It is used for aesthetic dental fillings, for making partial crowns and shorter bridges. The disadvantage of the composite is that it requires more maintenance, its durability is shorter compared to porcelain.
Full (Feldspar) porcelain
The most natural look for dental substitutes is achieved with full porcelain. Usually, due to the lower strength of full porcelain, we choose it for dental crowns or veneers on the front teeth, where the forces are smaller and when enough enamel is available to provide a firm bond. In this case, the porcelain veneers become extremely durable.
Glass ceramic dental crowns are highly aesthetic and they allow good tooth translucency and a variety of color effects. Compared to full (Feldspar) porcelain, they have a higher strength, which allows them to be used for single crowns or shorter bridges, especially in the front teeth.

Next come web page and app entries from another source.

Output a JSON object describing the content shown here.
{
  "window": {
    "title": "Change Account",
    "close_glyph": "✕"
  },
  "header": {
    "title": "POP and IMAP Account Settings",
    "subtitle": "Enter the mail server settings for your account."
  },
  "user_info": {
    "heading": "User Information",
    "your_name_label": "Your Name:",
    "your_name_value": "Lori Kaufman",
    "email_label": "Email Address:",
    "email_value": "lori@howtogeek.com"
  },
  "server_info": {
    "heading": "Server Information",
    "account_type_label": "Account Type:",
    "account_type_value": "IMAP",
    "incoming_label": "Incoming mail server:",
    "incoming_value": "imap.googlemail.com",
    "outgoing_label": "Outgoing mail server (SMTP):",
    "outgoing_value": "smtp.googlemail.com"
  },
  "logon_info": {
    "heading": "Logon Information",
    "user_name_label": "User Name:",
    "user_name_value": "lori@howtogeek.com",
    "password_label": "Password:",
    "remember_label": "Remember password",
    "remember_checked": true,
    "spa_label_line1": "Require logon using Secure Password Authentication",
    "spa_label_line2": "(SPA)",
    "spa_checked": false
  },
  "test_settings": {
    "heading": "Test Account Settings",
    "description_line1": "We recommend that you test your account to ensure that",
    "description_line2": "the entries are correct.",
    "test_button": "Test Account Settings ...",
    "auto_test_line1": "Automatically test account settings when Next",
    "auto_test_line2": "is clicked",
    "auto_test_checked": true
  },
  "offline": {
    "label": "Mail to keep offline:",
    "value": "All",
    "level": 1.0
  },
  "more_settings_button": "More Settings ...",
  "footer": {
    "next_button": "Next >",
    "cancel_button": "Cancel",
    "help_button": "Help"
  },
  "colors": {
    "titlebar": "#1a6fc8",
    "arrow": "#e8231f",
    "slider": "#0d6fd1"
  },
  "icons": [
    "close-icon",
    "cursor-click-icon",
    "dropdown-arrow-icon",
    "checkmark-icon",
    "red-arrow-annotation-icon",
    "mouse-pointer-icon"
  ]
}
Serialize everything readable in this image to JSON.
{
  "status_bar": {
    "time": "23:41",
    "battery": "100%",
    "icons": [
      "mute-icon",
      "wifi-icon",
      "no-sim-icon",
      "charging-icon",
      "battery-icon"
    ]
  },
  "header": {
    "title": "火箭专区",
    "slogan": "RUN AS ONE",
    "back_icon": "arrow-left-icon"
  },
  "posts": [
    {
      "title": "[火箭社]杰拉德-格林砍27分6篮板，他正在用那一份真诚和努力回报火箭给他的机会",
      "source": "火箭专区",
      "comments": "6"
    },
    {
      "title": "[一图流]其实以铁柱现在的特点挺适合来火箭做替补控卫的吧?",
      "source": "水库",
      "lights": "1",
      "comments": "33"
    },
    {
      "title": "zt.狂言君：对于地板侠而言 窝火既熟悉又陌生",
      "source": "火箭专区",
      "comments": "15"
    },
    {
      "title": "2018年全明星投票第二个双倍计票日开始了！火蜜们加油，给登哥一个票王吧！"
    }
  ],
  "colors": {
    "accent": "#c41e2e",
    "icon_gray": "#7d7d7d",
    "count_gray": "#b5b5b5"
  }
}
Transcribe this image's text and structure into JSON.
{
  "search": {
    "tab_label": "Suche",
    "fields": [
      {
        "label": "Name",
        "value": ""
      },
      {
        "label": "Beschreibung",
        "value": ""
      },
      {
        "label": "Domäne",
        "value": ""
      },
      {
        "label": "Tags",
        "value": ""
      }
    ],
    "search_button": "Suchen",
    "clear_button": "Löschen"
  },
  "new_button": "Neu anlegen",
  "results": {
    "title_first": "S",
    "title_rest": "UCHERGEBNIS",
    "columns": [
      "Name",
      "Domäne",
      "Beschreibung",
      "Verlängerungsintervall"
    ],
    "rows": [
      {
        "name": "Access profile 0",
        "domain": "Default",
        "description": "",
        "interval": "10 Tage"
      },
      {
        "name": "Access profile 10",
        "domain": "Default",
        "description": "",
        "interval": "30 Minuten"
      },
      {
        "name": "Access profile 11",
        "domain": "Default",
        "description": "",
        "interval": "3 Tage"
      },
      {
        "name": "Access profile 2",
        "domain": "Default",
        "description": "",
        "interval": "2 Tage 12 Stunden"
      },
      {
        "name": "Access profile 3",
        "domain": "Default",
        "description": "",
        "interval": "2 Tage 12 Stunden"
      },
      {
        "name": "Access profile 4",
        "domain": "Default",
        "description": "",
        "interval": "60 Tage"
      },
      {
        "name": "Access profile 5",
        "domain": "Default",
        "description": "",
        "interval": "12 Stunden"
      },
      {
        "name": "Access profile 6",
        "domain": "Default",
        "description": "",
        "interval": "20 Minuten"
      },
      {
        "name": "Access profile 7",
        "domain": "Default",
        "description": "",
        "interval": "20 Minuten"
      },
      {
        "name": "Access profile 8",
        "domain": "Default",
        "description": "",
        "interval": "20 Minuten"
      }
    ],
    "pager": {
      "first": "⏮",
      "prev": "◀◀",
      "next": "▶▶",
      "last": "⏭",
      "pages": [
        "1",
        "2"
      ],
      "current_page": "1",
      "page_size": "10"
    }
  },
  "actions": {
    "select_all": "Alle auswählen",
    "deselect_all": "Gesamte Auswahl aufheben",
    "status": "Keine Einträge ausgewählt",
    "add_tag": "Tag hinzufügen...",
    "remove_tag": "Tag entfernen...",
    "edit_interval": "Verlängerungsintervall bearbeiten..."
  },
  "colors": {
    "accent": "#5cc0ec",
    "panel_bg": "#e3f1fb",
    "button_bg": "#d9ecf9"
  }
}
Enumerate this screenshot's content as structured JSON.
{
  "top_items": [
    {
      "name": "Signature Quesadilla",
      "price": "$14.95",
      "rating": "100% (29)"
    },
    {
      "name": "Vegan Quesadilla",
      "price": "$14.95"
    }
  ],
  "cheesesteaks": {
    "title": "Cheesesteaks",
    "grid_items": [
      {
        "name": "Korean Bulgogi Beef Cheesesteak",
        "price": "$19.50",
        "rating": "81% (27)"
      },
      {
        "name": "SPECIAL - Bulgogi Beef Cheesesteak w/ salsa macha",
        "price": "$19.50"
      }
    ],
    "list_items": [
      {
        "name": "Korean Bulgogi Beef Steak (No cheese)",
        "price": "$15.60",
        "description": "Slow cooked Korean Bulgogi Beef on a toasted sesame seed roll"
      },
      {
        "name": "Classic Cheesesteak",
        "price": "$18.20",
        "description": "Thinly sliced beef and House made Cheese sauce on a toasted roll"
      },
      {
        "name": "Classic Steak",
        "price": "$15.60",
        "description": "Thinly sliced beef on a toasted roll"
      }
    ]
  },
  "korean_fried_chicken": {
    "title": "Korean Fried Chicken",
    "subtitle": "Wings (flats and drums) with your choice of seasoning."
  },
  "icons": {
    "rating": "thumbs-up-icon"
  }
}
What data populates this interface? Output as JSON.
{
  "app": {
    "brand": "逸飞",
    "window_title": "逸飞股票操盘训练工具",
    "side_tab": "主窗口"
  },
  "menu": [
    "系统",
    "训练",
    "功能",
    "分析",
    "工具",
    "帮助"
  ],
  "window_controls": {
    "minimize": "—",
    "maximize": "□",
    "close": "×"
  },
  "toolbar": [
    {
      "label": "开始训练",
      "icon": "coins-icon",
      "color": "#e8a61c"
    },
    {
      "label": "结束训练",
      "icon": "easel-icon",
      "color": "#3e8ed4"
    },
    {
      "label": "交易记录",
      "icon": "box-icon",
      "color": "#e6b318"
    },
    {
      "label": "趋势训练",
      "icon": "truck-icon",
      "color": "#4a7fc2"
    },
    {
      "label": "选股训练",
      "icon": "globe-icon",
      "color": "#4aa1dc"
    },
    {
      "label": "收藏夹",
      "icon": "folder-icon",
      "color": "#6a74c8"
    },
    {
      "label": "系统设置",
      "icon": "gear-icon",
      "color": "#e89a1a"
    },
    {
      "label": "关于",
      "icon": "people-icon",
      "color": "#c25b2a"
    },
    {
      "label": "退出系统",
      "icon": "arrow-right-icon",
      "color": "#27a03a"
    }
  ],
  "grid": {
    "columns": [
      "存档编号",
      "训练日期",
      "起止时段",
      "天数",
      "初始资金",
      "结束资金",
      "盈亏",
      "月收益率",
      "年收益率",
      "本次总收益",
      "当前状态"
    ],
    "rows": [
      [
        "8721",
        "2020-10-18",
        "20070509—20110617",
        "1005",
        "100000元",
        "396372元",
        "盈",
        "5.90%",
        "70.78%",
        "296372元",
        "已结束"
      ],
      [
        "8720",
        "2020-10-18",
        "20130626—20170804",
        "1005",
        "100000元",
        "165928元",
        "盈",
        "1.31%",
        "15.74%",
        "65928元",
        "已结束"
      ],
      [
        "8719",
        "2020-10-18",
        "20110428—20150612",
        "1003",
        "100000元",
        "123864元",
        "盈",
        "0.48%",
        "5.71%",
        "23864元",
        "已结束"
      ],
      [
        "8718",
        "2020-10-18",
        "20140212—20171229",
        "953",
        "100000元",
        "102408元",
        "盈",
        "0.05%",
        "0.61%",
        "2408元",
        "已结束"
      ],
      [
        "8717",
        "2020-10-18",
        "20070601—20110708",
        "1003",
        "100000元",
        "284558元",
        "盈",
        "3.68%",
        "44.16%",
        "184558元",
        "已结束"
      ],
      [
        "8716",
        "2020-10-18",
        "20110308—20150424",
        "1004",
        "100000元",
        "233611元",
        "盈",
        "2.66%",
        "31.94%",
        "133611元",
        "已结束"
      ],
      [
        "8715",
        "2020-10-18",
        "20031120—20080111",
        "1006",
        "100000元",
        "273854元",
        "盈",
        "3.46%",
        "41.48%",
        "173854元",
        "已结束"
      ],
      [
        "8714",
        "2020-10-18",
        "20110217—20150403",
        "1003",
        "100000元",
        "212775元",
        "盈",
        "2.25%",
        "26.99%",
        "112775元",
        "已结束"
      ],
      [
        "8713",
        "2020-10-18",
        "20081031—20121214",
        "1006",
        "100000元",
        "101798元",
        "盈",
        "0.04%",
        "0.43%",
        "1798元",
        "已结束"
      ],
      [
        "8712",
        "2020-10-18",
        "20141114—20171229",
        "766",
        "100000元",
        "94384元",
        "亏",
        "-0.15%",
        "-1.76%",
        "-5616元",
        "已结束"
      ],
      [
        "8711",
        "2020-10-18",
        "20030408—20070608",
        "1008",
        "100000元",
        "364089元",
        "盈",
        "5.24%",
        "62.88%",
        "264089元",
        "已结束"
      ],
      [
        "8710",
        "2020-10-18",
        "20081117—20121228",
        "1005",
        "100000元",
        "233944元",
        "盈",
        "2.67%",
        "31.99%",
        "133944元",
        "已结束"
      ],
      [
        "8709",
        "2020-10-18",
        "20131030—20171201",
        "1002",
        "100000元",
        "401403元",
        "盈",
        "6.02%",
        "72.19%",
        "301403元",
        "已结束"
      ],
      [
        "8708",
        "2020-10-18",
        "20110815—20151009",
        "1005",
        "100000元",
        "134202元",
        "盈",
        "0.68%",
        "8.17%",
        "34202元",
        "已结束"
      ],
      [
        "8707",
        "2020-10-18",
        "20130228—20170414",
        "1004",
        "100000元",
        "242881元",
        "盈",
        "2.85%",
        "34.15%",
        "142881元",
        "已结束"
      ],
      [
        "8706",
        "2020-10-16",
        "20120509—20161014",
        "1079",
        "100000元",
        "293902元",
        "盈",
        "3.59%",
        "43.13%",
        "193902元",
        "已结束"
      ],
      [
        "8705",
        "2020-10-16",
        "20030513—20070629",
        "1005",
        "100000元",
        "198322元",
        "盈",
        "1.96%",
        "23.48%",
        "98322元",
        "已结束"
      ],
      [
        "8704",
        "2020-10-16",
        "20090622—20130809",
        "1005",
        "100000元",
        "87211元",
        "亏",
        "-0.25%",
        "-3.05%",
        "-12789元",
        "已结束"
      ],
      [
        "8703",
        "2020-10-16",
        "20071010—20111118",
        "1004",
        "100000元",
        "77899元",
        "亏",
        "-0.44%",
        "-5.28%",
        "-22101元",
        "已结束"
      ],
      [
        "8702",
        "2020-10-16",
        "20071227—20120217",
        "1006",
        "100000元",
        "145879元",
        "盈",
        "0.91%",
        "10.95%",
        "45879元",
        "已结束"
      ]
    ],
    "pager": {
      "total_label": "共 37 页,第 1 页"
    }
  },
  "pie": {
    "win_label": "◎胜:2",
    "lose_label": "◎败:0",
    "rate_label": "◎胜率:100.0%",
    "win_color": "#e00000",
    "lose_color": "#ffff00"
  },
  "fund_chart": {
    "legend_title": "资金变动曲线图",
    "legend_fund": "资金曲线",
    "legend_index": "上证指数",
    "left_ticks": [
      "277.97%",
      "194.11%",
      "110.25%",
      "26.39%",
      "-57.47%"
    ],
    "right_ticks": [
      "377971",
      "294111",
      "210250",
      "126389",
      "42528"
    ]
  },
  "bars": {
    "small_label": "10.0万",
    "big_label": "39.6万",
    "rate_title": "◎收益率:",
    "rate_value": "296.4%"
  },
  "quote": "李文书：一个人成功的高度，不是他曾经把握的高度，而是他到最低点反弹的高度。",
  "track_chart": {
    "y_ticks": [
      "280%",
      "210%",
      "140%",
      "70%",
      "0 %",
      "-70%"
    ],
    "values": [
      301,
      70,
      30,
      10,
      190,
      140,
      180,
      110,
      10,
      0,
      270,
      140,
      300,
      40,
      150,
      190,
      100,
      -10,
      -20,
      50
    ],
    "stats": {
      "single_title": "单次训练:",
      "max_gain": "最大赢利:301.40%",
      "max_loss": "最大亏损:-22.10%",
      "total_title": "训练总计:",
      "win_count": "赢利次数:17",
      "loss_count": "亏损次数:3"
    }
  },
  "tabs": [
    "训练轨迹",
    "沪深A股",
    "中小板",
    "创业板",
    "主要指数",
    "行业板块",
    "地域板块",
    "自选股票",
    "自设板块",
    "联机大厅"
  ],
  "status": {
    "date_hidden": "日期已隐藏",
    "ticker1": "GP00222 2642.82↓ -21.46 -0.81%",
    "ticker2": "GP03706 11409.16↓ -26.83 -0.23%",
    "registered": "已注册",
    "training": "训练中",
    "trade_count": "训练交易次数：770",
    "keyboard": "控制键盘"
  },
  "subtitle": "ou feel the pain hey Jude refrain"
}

Porcelain metal technology has been used for over 100 years and is the "gold standard" for every new material on the market. When making bridges, this material is the first choice because it is proven, reliable and long-lasting.
Crowns in metal-porcelain technique combine the advantages of metallic materials (strength, toughness) and dental porcelain (appearance).
Solid ceramics - zirconium
Zirconium oxide ceramics have very good mechanical properties and are extremely solid. Due to its strength, it is very close to metal-porcelain technique, so it can be used to make frames, bridges and crowns. Due to its intense light and non-transparent color, it is advantageous to use it when the tooth is colored or very dark, since zirconia ceramics can completely mask the uncomfortable basic color of the tooth of the wearer.